Domestic Violence Shelters Often Do NOT Accept Pets
Your first instinct when you look at Jen Rice’s cat Kyle is to giggle.
The black-and-white feline is described on his wildly popular Instagram page—which currently has over 65,000 followers and counting—as having “3 teeth, no claws, severe dandruff, hip dysplasia, and a crooked ear.”
He is, undoubtedly, a hilarious-looking cat (his perma-frown and bushy whiskers sort of make him look like a feline version of Ron Swanson), but one that you can’t help but fall in love with immediately.
When his owner Jen Rice became Kyle’s pet parent back in 2011, she couldn’t help but share his unique mug with the rest of the world. But unlike Kyle’s unique physical features, this cat’s backstory is nothing to giggle about.
Kyle witnessed a murder. It was written into his adoption report. And as the cat’s internet celebrity began to grow, so did the curiosity about the murder he witnessed.“I decided to look into it a little more,” Rice explains. “In his adoption record there was actually a file from the police that stated the date that the incident occurred, and I used that to do some research. I found out that, indeed, the murder was classified as a domestic violence fatality.”
Rice says that learning that gave her a “sobering perspective” on this fascinating factoid about her pet, and she wanted to use Kyle’s social media success for the greater good.
Working full-time as a faculty research aide at a university, Rice devoted her free time to her mission with Kyle. In 2015, Rice launched Cats Against Domestic Violence, which raises awareness about the desperate need for shelters that provide housing and aid to domestic abuse victims and their pets.
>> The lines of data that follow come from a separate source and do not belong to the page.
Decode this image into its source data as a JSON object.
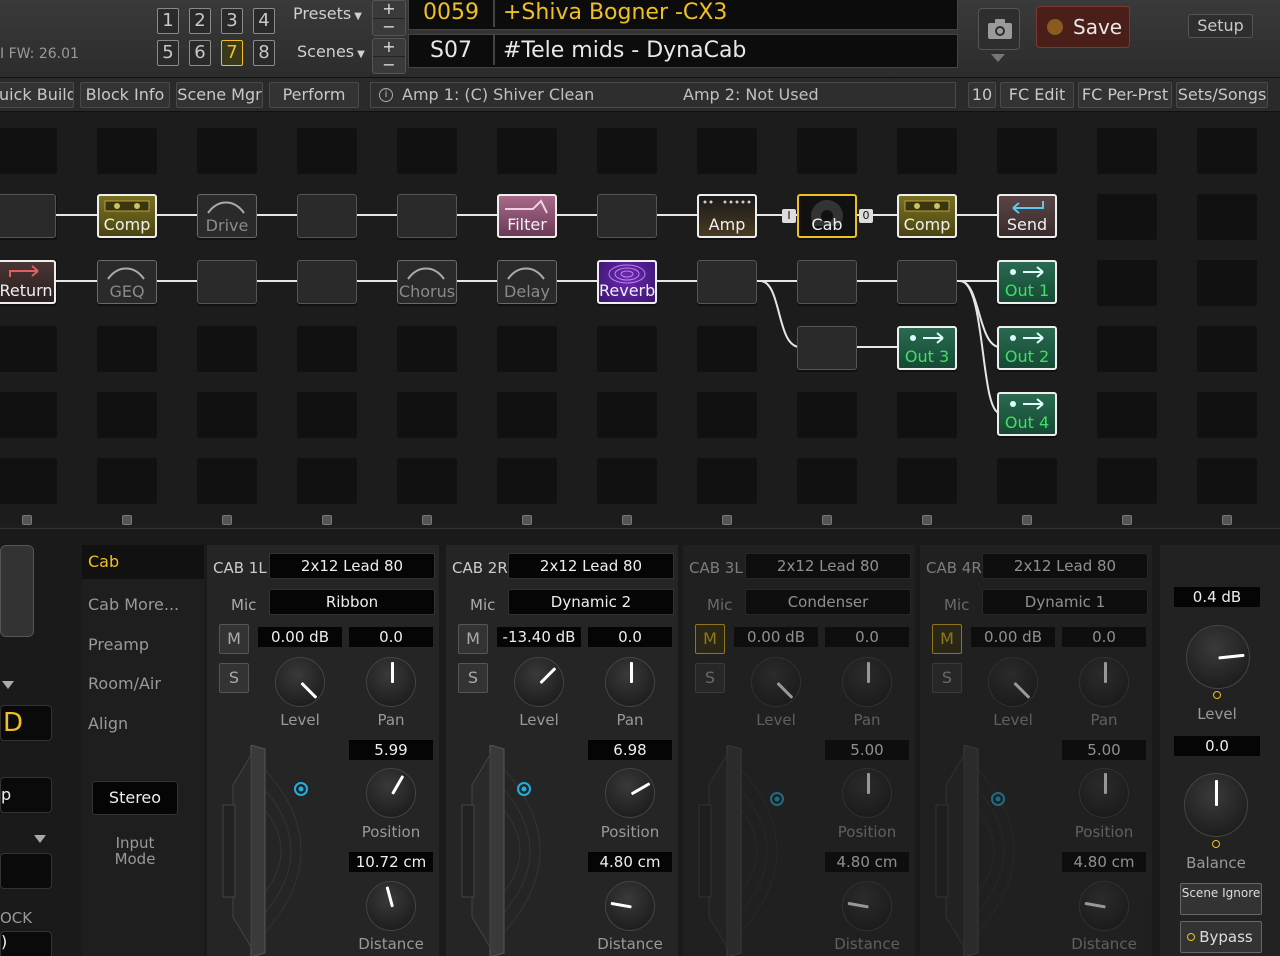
{
  "header": {
    "firmware": "I FW: 26.01",
    "scene_buttons": [
      {
        "label": "1",
        "active": false
      },
      {
        "label": "2",
        "active": false
      },
      {
        "label": "3",
        "active": false
      },
      {
        "label": "4",
        "active": false
      },
      {
        "label": "5",
        "active": false
      },
      {
        "label": "6",
        "active": false
      },
      {
        "label": "7",
        "active": true
      },
      {
        "label": "8",
        "active": false
      }
    ],
    "presets_label": "Presets",
    "scenes_label": "Scenes",
    "preset_number": "0059",
    "preset_name": "+Shiva Bogner -CX3",
    "scene_number": "S07",
    "scene_name": "#Tele mids - DynaCab",
    "plus": "+",
    "minus": "−",
    "save_label": "Save",
    "setup_label": "Setup"
  },
  "toolbar": {
    "quick_build": "uick Build",
    "block_info": "Block Info",
    "scene_mgr": "Scene Mgr",
    "perform": "Perform",
    "info_icon": "i",
    "amp1": "Amp 1: (C) Shiver Clean",
    "amp2": "Amp 2: Not Used",
    "count": "10",
    "fc_edit": "FC Edit",
    "fc_per_prst": "FC Per-Prst",
    "sets_songs": "Sets/Songs"
  },
  "grid": {
    "row1": {
      "comp": "Comp",
      "drive": "Drive",
      "filter": "Filter",
      "amp": "Amp",
      "cab": "Cab",
      "comp2": "Comp",
      "send": "Send",
      "in_tag": "I",
      "out_tag": "0"
    },
    "row2": {
      "return": "Return",
      "geq": "GEQ",
      "chorus": "Chorus",
      "delay": "Delay",
      "reverb": "Reverb",
      "out1": "Out 1"
    },
    "row3": {
      "out3": "Out 3",
      "out2": "Out 2"
    },
    "row4": {
      "out4": "Out 4"
    }
  },
  "left": {
    "value_d": "D",
    "value_p": "p",
    "ock": "OCK",
    "paren": ")"
  },
  "tabs": {
    "cab": "Cab",
    "cab_more": "Cab More...",
    "preamp": "Preamp",
    "room_air": "Room/Air",
    "align": "Align",
    "stereo": "Stereo",
    "input_mode": "Input Mode"
  },
  "cabs": [
    {
      "title": "CAB 1L",
      "model": "2x12 Lead 80",
      "mic_label": "Mic",
      "mic": "Ribbon",
      "m": "M",
      "s": "S",
      "m_on": false,
      "level": "0.00 dB",
      "pan": "0.0",
      "level_label": "Level",
      "pan_label": "Pan",
      "position": "5.99",
      "position_label": "Position",
      "distance": "10.72 cm",
      "distance_label": "Distance"
    },
    {
      "title": "CAB 2R",
      "model": "2x12 Lead 80",
      "mic_label": "Mic",
      "mic": "Dynamic 2",
      "m": "M",
      "s": "S",
      "m_on": false,
      "level": "-13.40 dB",
      "pan": "0.0",
      "level_label": "Level",
      "pan_label": "Pan",
      "position": "6.98",
      "position_label": "Position",
      "distance": "4.80 cm",
      "distance_label": "Distance"
    },
    {
      "title": "CAB 3L",
      "model": "2x12 Lead 80",
      "mic_label": "Mic",
      "mic": "Condenser",
      "m": "M",
      "s": "S",
      "m_on": true,
      "level": "0.00 dB",
      "pan": "0.0",
      "level_label": "Level",
      "pan_label": "Pan",
      "position": "5.00",
      "position_label": "Position",
      "distance": "4.80 cm",
      "distance_label": "Distance"
    },
    {
      "title": "CAB 4R",
      "model": "2x12 Lead 80",
      "mic_label": "Mic",
      "mic": "Dynamic 1",
      "m": "M",
      "s": "S",
      "m_on": true,
      "level": "0.00 dB",
      "pan": "0.0",
      "level_label": "Level",
      "pan_label": "Pan",
      "position": "5.00",
      "position_label": "Position",
      "distance": "4.80 cm",
      "distance_label": "Distance"
    }
  ],
  "master": {
    "level": "0.4 dB",
    "level_label": "Level",
    "balance": "0.0",
    "balance_label": "Balance",
    "scene_ignore": "Scene Ignore",
    "bypass": "Bypass"
  }
}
“There’s actually a huge unmet need of domestic violence shelters and their ability to accept animals,” she notes. “Less than five percent of domestic violence shelters can take pets, and considering that more than seventy percent of people in the U.S. have a pet, there’s obviously a lot of people that aren’t getting the support they need to leave their abusive situation because they don’t have anywhere to go with their animal.”
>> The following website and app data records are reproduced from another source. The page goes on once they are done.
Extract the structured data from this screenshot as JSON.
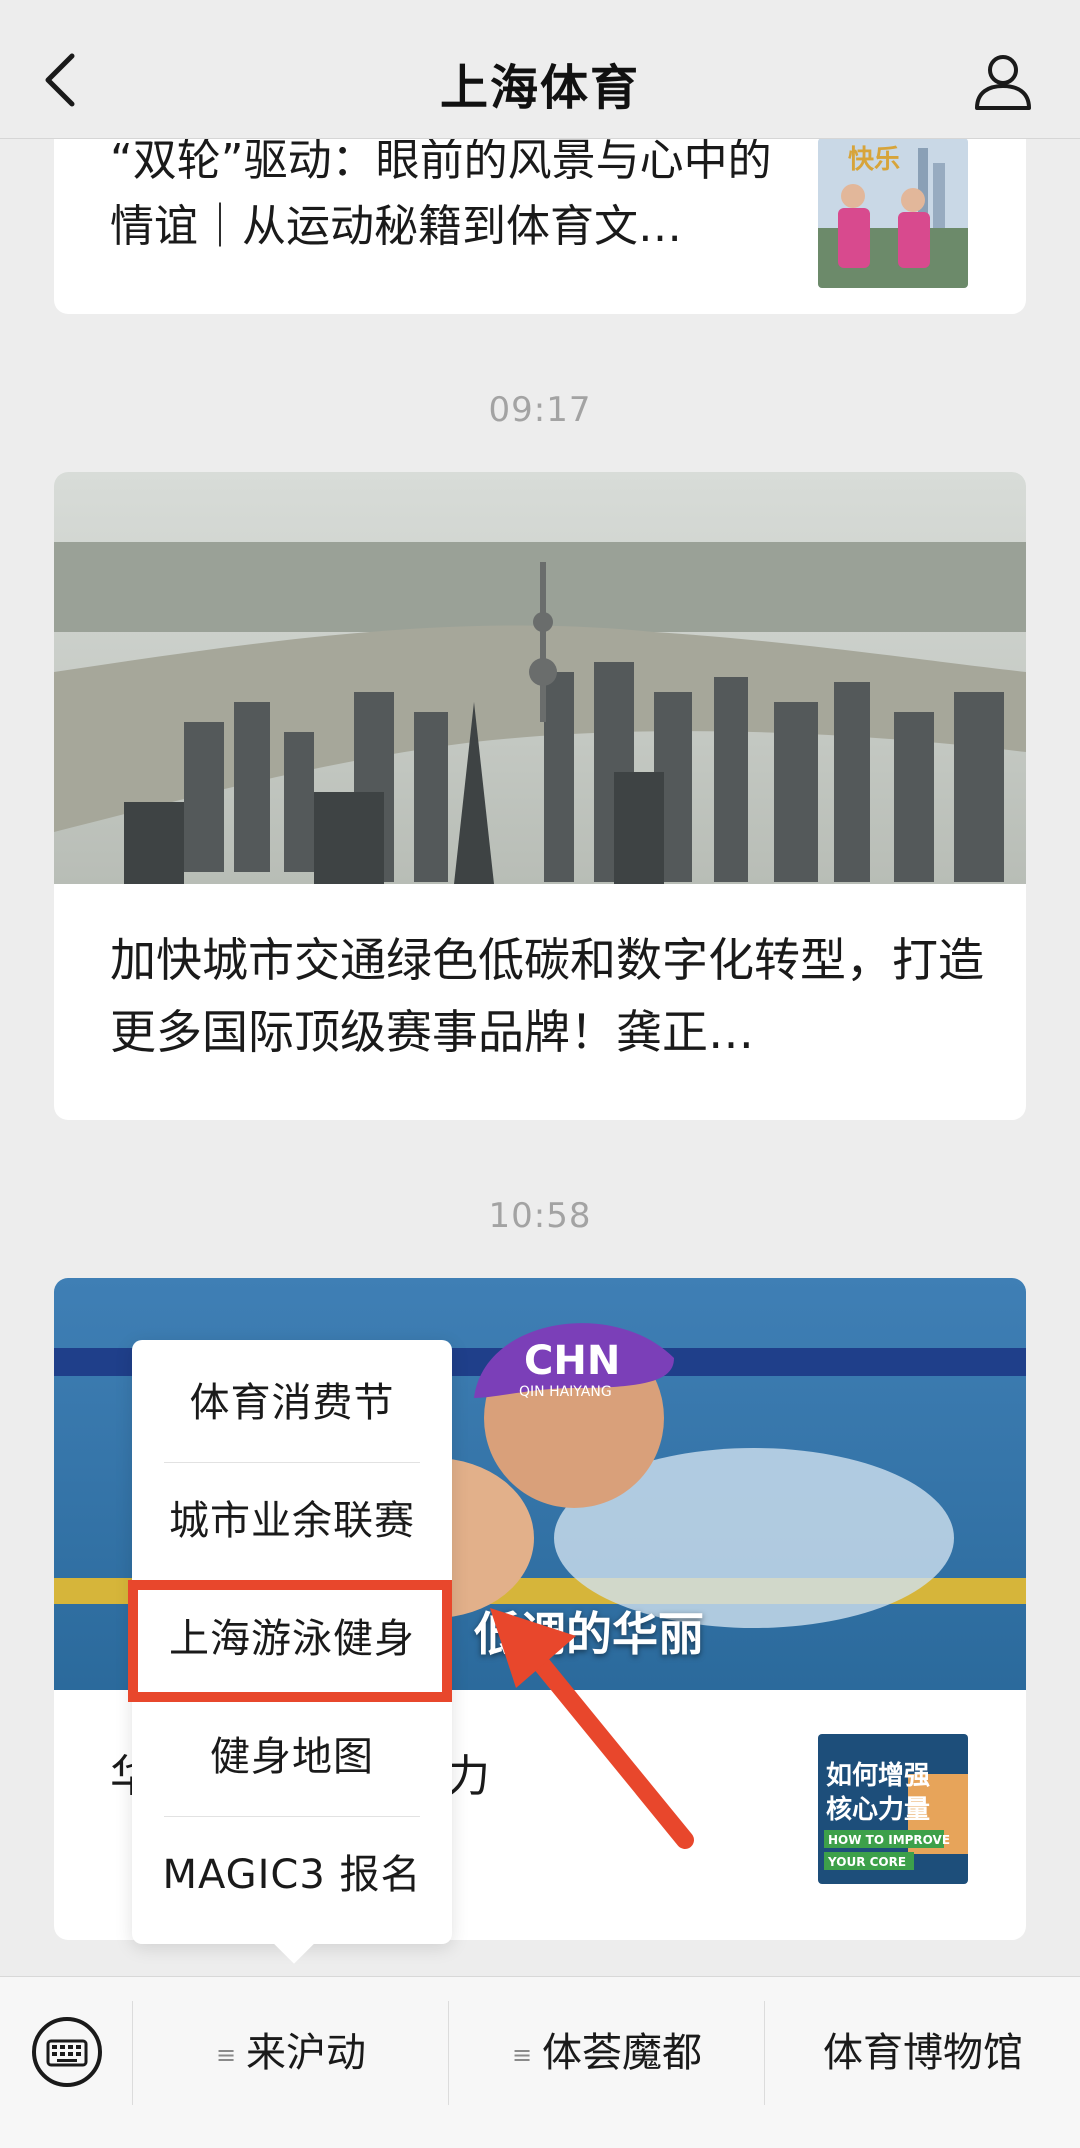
{
  "header": {
    "title": "上海体育",
    "back_icon": "chevron-left-icon",
    "profile_icon": "person-icon"
  },
  "feed": {
    "card1": {
      "title": "“双轮”驱动：眼前的风景与心中的情谊｜从运动秘籍到体育文…",
      "thumb_text": "快乐"
    },
    "time1": "09:17",
    "card2": {
      "title": "加快城市交通绿色低碳和数字化转型，打造更多国际顶级赛事品牌！龚正…"
    },
    "time2": "10:58",
    "card3": {
      "overlay_title": "低调的华丽",
      "cap_text": "CHN",
      "cap_name": "QIN HAIYANG",
      "title_visible": "华 如何增强核心 力",
      "thumb_text_1": "如何增强",
      "thumb_text_2": "核心力量",
      "thumb_text_3": "HOW TO IMPROVE",
      "thumb_text_4": "YOUR CORE"
    }
  },
  "popup_menu": {
    "items": [
      "体育消费节",
      "城市业余联赛",
      "上海游泳健身",
      "健身地图",
      "MAGIC3 报名"
    ],
    "highlighted_index": 2
  },
  "bottom_menu": {
    "keyboard_icon": "keyboard-icon",
    "items": [
      {
        "label": "来沪动",
        "has_submenu": true
      },
      {
        "label": "体荟魔都",
        "has_submenu": true
      },
      {
        "label": "体育博物馆",
        "has_submenu": false
      }
    ],
    "submenu_glyph": "≡"
  },
  "colors": {
    "background": "#ededed",
    "highlight": "#e8472c",
    "time_text": "#a3a3a3"
  }
}
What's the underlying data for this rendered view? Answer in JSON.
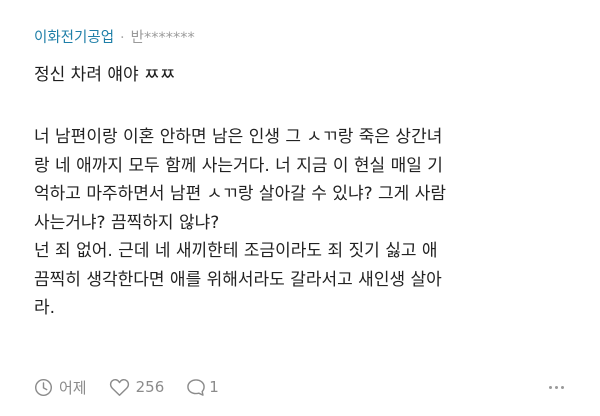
{
  "header": {
    "company": "이화전기공업",
    "separator": "·",
    "nickname": "반*******"
  },
  "post": {
    "title": "정신 차려 얘야 ㅉㅉ",
    "lines": [
      "너 남편이랑 이혼 안하면 남은 인생 그 ㅅㄲ랑 죽은 상간녀",
      "랑 네 애까지 모두 함께 사는거다. 너 지금 이 현실 매일 기",
      "억하고 마주하면서 남편 ㅅㄲ랑 살아갈 수 있냐? 그게 사람",
      "사는거냐? 끔찍하지 않냐?",
      "넌 죄 없어. 근데 네 새끼한테 조금이라도 죄 짓기 싫고 애",
      "끔찍히 생각한다면 애를 위해서라도 갈라서고 새인생 살아",
      "라."
    ]
  },
  "footer": {
    "time": "어제",
    "likes": "256",
    "comments": "1"
  },
  "icons": {
    "time": "clock-icon",
    "likes": "heart-icon",
    "comments": "comment-bubble-icon",
    "more": "more-dots-icon"
  },
  "colors": {
    "company": "#1f7fa8",
    "muted": "#8b8b8b",
    "text": "#222222"
  }
}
As noted in one of the devastating and urgent statistics featured on Kyle’s website shared from the National Coalition Against Domestic Violence (NCADV): “Up to 45 percent of battered women have delayed their decision to leave their abuser, or have returned to their abuser, out of fear of their pet’s safety.”
Another harrowing fact reads: “More than 70 percent of pet-owning women who enter domestic violence shelters report their batterer threatened, injured, or killed their pet.”
Rice, Kyle, and NCADV work with both URIPALS (People and Animals Living Safely) and the national non-profit Red Rover in their efforts. In fact, all of the money that comes by way of Kyle’s online shop (which includes merchandise like shirts, pillows, and accessories) goes to those organizations.
“LESS THAN FIVE PERCENT OF DOMESTIC VIOLENCE SHELTERS CAN TAKE PETS, AND CONSIDERING THAT MORE THAN SEVENTY PERCENT OF PEOPLE IN THE U.S. HAVE A PET, THERE’S OBVIOUSLY A LOT OF PEOPLE THAT AREN’T GETTING THE SUPPORT THEY NEED TO LEAVE THEIR ABUSIVE SITUATION…”
Rice calls her journey as a domestic abuse awareness advocate an “unexpected…but really rewarding” experience and has taken great pride in being Kyle’s pet parent. Her cat—with his goofy looks and his sad past life—means a lot to people.
“Fans have reached out to me in a number of different capacities,” she says. “Some tell me their own personal stories related to domestic violence; some tell me how their pets helped them escape domestic violence; some express how Kyle has served as this bright light and a reminder that even if they’ve suffered from domestic violence, they can still have great things ahead of them.”
Kyle has not only served as a reminder of resilience for many survivors, but he serves as a daily reminder of love and joy for Rice.
“He’s the biggest lover. I come home and as soon as sit down on the coach, he’ll sit on my lap and stay there for hours,” she shares. “Even though he endured this trauma, he still wants to be loved. He’s this pillar of hope and recovery.”
Images: Courtesy Jen Rice